◆ Activity
What lines of the listing include the string "screenshot"? Show them all.

BEGIN Entries shown

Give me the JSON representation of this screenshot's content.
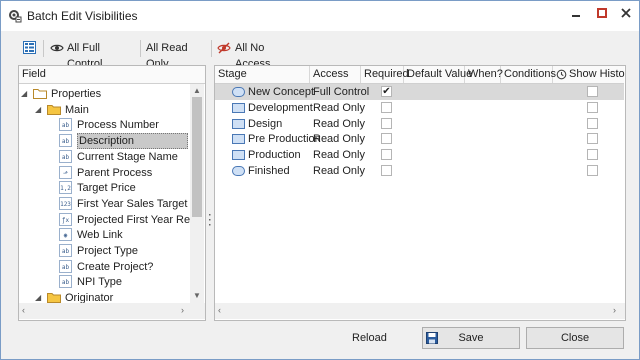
{
  "window": {
    "title": "Batch Edit Visibilities",
    "min_label": "–",
    "max_label": "☐",
    "close_label": "✕"
  },
  "toolbar": {
    "all_full_control": "All Full Control",
    "all_read_only": "All Read Only",
    "all_no_access": "All No Access"
  },
  "field_pane": {
    "header": "Field",
    "items": [
      {
        "label": "Properties",
        "icon": "folder-icon"
      },
      {
        "label": "Main",
        "icon": "folder-icon"
      },
      {
        "label": "Process Number",
        "icon": "ab"
      },
      {
        "label": "Description",
        "icon": "ab"
      },
      {
        "label": "Current Stage Name",
        "icon": "ab"
      },
      {
        "label": "Parent Process",
        "icon": "link"
      },
      {
        "label": "Target Price",
        "icon": "1.2"
      },
      {
        "label": "First Year Sales Target",
        "icon": "123"
      },
      {
        "label": "Projected First Year Rev...",
        "icon": "fx"
      },
      {
        "label": "Web Link",
        "icon": "web"
      },
      {
        "label": "Project Type",
        "icon": "ab"
      },
      {
        "label": "Create Project?",
        "icon": "ab"
      },
      {
        "label": "NPI Type",
        "icon": "ab"
      },
      {
        "label": "Originator",
        "icon": "folder-icon"
      }
    ]
  },
  "grid": {
    "columns": [
      "Stage",
      "Access",
      "Required",
      "Default Value",
      "When?",
      "Conditions",
      "Show History"
    ],
    "rows": [
      {
        "stage": "New Concept",
        "access": "Full Control",
        "required": true,
        "show_history": false
      },
      {
        "stage": "Development",
        "access": "Read Only",
        "required": false,
        "show_history": false
      },
      {
        "stage": "Design",
        "access": "Read Only",
        "required": false,
        "show_history": false
      },
      {
        "stage": "Pre Production",
        "access": "Read Only",
        "required": false,
        "show_history": false
      },
      {
        "stage": "Production",
        "access": "Read Only",
        "required": false,
        "show_history": false
      },
      {
        "stage": "Finished",
        "access": "Read Only",
        "required": false,
        "show_history": false
      }
    ]
  },
  "footer": {
    "reload": "Reload",
    "save": "Save",
    "close": "Close"
  },
  "colors": {
    "accent": "#2b6fb5",
    "selection": "#c9c9c9",
    "row_highlight": "#d9d9d9",
    "no_access": "#c0392b"
  }
}
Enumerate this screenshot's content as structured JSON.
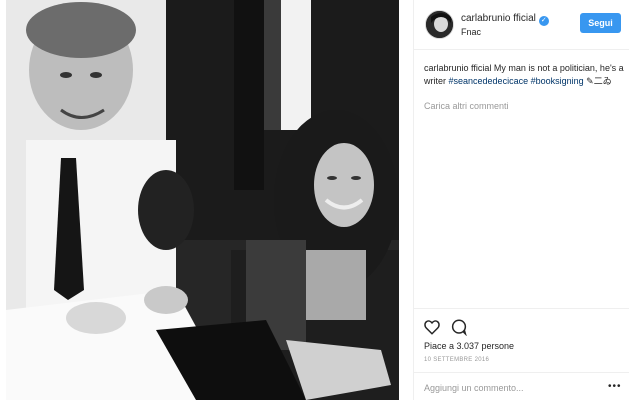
{
  "post": {
    "username": "carlabrunio fficial",
    "location": "Fnac",
    "follow_label": "Segui",
    "verified_icon": "checkmark-icon"
  },
  "caption": {
    "author": "carlabrunio fficial",
    "text": "My man is not a politician, he's a writer",
    "hashtag1": "#seancededecicace",
    "hashtag2": "#booksigning",
    "emoji": "✎二ゐ"
  },
  "comments": {
    "load_more": "Carica altri commenti"
  },
  "actions": {
    "like_icon": "heart-icon",
    "comment_icon": "comment-icon",
    "likes": "Piace a 3.037 persone",
    "date": "10 settembre 2016"
  },
  "comment_box": {
    "placeholder": "Aggiungi un commento...",
    "more": "•••"
  },
  "colors": {
    "accent": "#3897f0",
    "hashtag": "#003569",
    "muted": "#999999"
  }
}
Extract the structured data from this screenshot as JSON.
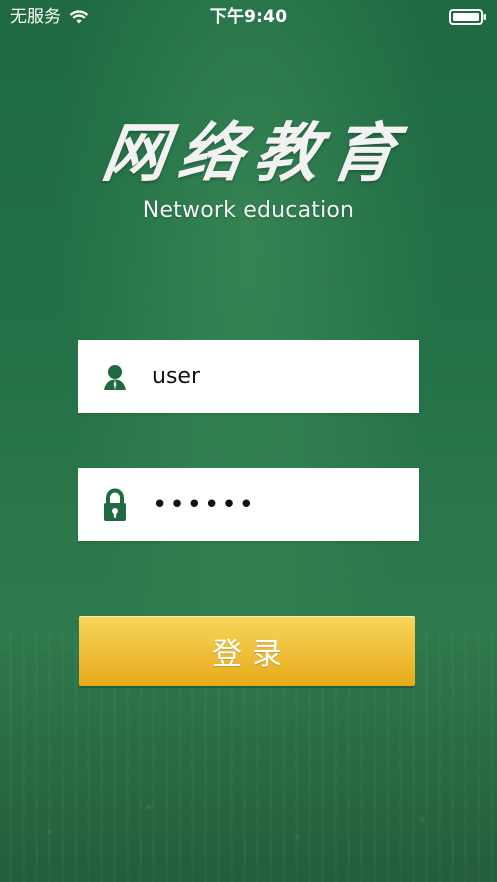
{
  "status_bar": {
    "carrier": "无服务",
    "time": "下午9:40",
    "wifi_icon": "wifi-icon",
    "battery_icon": "battery-icon"
  },
  "logo": {
    "chinese_title": "网络教育",
    "english_title": "Network education"
  },
  "form": {
    "username": {
      "value": "user",
      "icon": "user-icon"
    },
    "password": {
      "value": "••••••",
      "icon": "lock-icon"
    },
    "login_button_label": "登录"
  },
  "colors": {
    "background_green": "#236f47",
    "icon_green": "#1f6a43",
    "button_yellow": "#f0c23f"
  }
}
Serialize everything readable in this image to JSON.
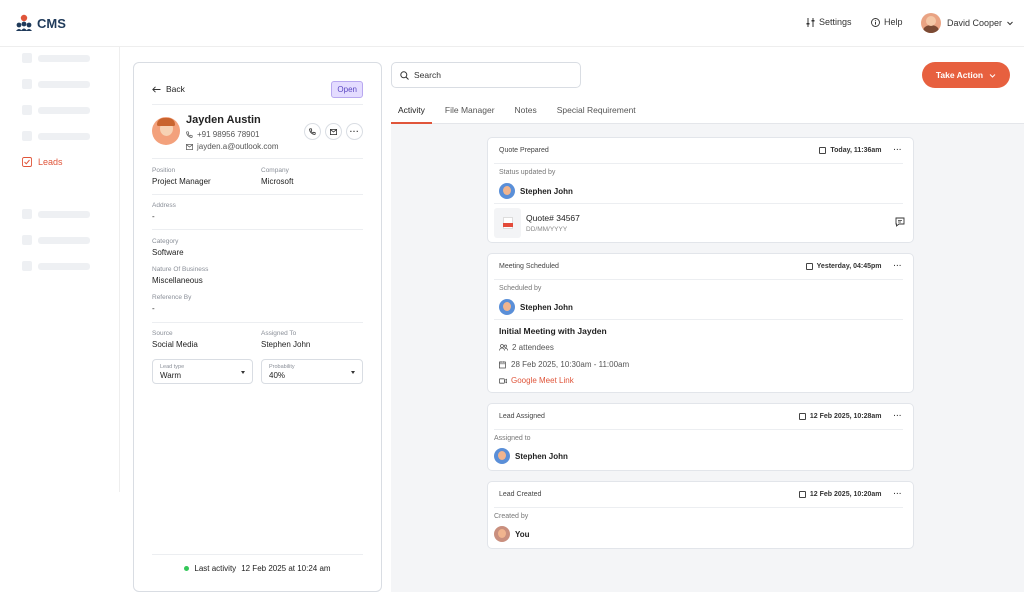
{
  "app": {
    "name": "CMS"
  },
  "header": {
    "settings": "Settings",
    "help": "Help",
    "user": "David Cooper"
  },
  "sidebar": {
    "active_item": "Leads"
  },
  "lead": {
    "back": "Back",
    "status": "Open",
    "name": "Jayden Austin",
    "phone": "+91 98956 78901",
    "email": "jayden.a@outlook.com",
    "position_label": "Position",
    "position": "Project Manager",
    "company_label": "Company",
    "company": "Microsoft",
    "address_label": "Address",
    "address": "-",
    "category_label": "Category",
    "category": "Software",
    "nature_label": "Nature Of Business",
    "nature": "Miscellaneous",
    "reference_label": "Reference By",
    "reference": "-",
    "source_label": "Source",
    "source": "Social Media",
    "assigned_label": "Assigned To",
    "assigned": "Stephen John",
    "leadtype_label": "Lead type",
    "leadtype": "Warm",
    "probability_label": "Probability",
    "probability": "40%",
    "last_activity_label": "Last activity",
    "last_activity": "12 Feb 2025 at 10:24 am"
  },
  "main": {
    "search_placeholder": "Search",
    "take_action": "Take Action",
    "tabs": [
      "Activity",
      "File Manager",
      "Notes",
      "Special Requirement"
    ]
  },
  "activities": [
    {
      "title": "Quote Prepared",
      "date": "Today, 11:36am",
      "sub_label": "Status updated by",
      "person": "Stephen John",
      "quote": "Quote# 34567",
      "quote_date": "DD/MM/YYYY"
    },
    {
      "title": "Meeting Scheduled",
      "date": "Yesterday, 04:45pm",
      "sub_label": "Scheduled by",
      "person": "Stephen John",
      "meeting_title": "Initial Meeting with Jayden",
      "attendees": "2 attendees",
      "when": "28 Feb 2025, 10:30am - 11:00am",
      "link": "Google Meet Link"
    },
    {
      "title": "Lead Assigned",
      "date": "12 Feb 2025, 10:28am",
      "sub_label": "Assigned to",
      "person": "Stephen John"
    },
    {
      "title": "Lead Created",
      "date": "12 Feb 2025, 10:20am",
      "sub_label": "Created by",
      "person": "You"
    }
  ],
  "colors": {
    "accent": "#e7603f",
    "brand": "#1f3a5a",
    "status_open": "#5b47c2",
    "online": "#34c759"
  }
}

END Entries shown

◆ Result
Give me the JSON representation of this screenshot's content.
Enumerate this screenshot's content as structured JSON.
Extract the structured data from this screenshot as JSON.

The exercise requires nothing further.